At least for the moment, anyway. While they may currently take their inspiration from an earlier time, Stolen Rhodes has no interest in carving out a career as a classic rock tribute band. For them, the writing process is nonstop and constantly evolving. It changes daily, Cunningham says. We are all students of music, so we are all bringing in our own personal tastes that we continue to discover to expand our sound. One aspect of the bands personality that seems unlikely to change, though, is their love of playing live. Indeed, for each day they spend writing new material, they spend five days practicing for that weekends gig, and that passion for performing can be felt throughout Falling off the Edge. With each track clocking in at a minimum of five minutes, this is a band that loves to let their songs breathe, and are not afraid to go wherever the moment takes them.
Their hard work has thus far paid off in the form of a dedicated and diverse live following, and also earned them the respect of veteran acts from opposite ends of the music spectrum (punk rockers Dropkick Murphys and country act Diamond Rio have both sung the bands praises), and while Stolen Rhodes is grateful for the regional success theyve attained, they have their eyes on a larger prize. Falling off the Edge, they hope, will serve as their calling card to the national stage.
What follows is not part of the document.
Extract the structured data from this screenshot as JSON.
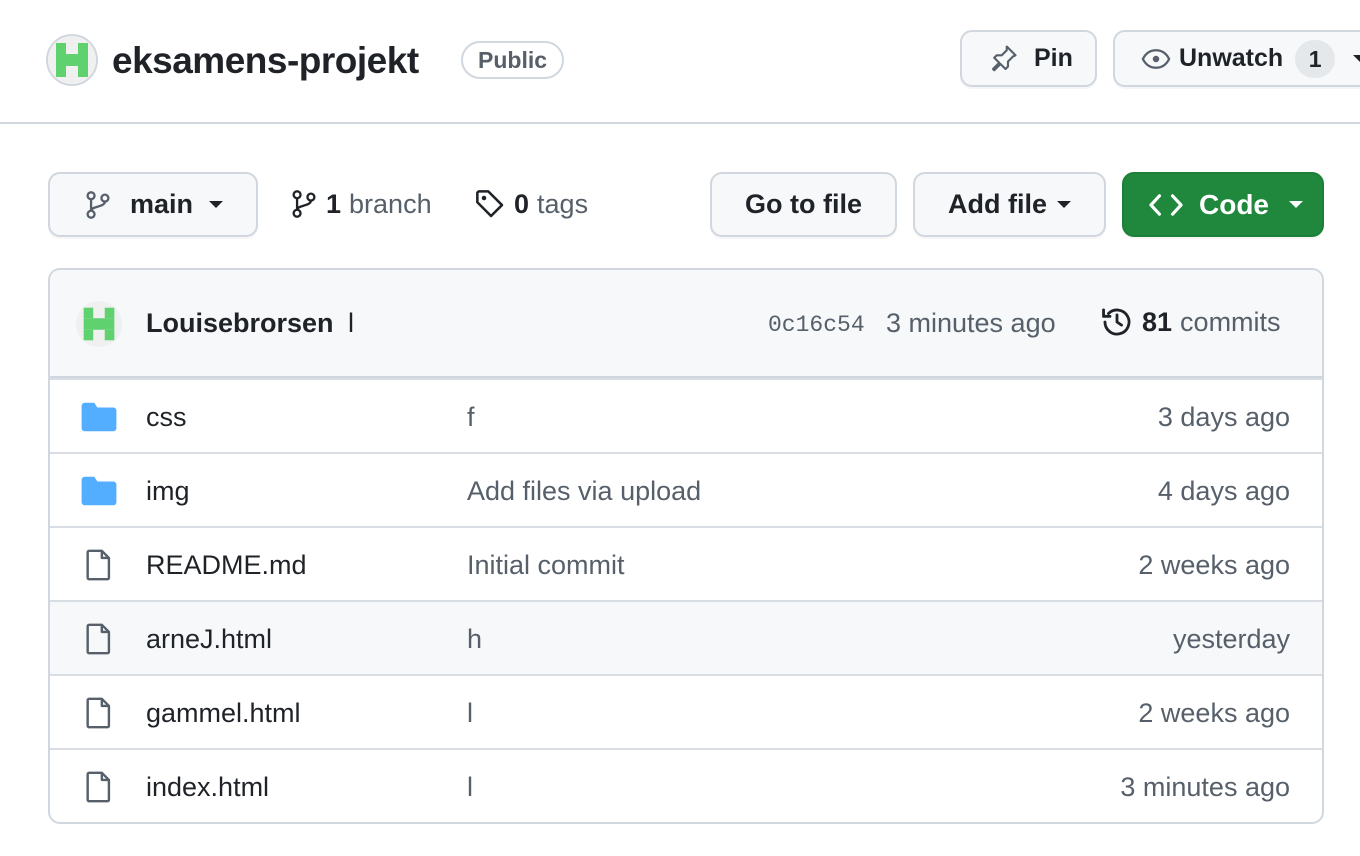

Keeps me Alive
Written By: Enter names separated by commas,matt pillion